P.K. from Tolland County writes:

Dear Mister Condo,

We have an issue where I believe it would be a conflict of interest for one of our board members to vote on an item.  We have five board members.  What happens if he is asked to remove himself from the vote and does so, only for there to be a tie?  The question at hand is his possible hiring as an employee.  Thank you.

Mister Condo replies:

P.K., I can’t imagine a more accurate description of the term “conflict of interest”. If I understand you correctly, this Board member would be voting on whether or not to hire himself as an employee of the association? Not only should he excuse himself from the vote, the Board needs to address the ongoing issue of his ability to remain impartial on future votes that may affect his employment. What if his performance is subpar? Will he be allowed to vote on whether or not to fire him? What if the association is thinking of taking on a new project like roofing that will involve him doing more work for the association? How can he remain impartial?

I understand that there may be no malice involved in his decision to work for the association. In fact, it is likely just the opposite. He may end up being one of the best workers the association has, seeing as he lives at the property as well and wants it to look its best. This is, at best, a slippery slope. At worst, it is a conflict of interest that could end up costing the association dearly.

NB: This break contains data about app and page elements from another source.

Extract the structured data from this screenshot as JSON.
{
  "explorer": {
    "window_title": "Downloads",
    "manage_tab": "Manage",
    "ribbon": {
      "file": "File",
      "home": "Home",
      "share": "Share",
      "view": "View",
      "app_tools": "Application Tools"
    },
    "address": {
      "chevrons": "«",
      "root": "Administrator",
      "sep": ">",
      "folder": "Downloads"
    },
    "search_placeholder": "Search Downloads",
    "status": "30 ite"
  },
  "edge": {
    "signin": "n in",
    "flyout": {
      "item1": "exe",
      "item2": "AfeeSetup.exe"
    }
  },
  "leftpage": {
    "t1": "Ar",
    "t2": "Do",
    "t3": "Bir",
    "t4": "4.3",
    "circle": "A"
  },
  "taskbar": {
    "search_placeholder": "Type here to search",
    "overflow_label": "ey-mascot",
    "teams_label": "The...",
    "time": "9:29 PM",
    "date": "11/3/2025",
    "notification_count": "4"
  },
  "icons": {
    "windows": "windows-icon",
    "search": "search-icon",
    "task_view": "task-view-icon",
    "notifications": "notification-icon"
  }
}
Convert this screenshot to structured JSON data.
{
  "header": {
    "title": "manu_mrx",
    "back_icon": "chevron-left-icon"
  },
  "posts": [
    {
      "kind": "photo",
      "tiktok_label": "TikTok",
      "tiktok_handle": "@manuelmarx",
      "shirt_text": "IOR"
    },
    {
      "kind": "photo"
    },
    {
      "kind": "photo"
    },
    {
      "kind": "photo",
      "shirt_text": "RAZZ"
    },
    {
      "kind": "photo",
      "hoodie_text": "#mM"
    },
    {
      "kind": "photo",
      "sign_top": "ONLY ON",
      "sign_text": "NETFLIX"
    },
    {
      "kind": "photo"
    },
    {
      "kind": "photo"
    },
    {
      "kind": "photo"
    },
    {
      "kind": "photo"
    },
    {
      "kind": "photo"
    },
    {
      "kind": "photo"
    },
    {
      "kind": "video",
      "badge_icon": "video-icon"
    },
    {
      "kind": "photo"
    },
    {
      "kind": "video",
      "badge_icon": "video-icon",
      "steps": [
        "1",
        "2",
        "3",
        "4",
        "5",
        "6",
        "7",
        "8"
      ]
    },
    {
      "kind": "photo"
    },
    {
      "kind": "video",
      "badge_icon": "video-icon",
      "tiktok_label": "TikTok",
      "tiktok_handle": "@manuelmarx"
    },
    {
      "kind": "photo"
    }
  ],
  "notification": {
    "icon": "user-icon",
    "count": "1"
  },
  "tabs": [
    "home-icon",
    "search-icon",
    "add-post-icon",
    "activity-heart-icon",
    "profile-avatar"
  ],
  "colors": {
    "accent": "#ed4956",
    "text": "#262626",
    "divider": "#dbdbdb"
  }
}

My advice is that this individual needs to choose one path or the other. He can either serve on the Board as a VOLUNTEER or he can work for the association as an EMPLOYEE. Both are noble choices and both add value to the community. However, volunteer Board members need to be impartial for their own sake and for the sake of the community. I think he should abstain on the vote to hire him and he should also offer his resignation from the Board upon being hired by the association. Far better for the community to attract a new volunteer to serve on the Board than to face conflict of interest charges from the community. Even if there is no impropriety, the appearance of impropriety will surface and that can be quite detrimental to even well-intentioned Boards. Good luck!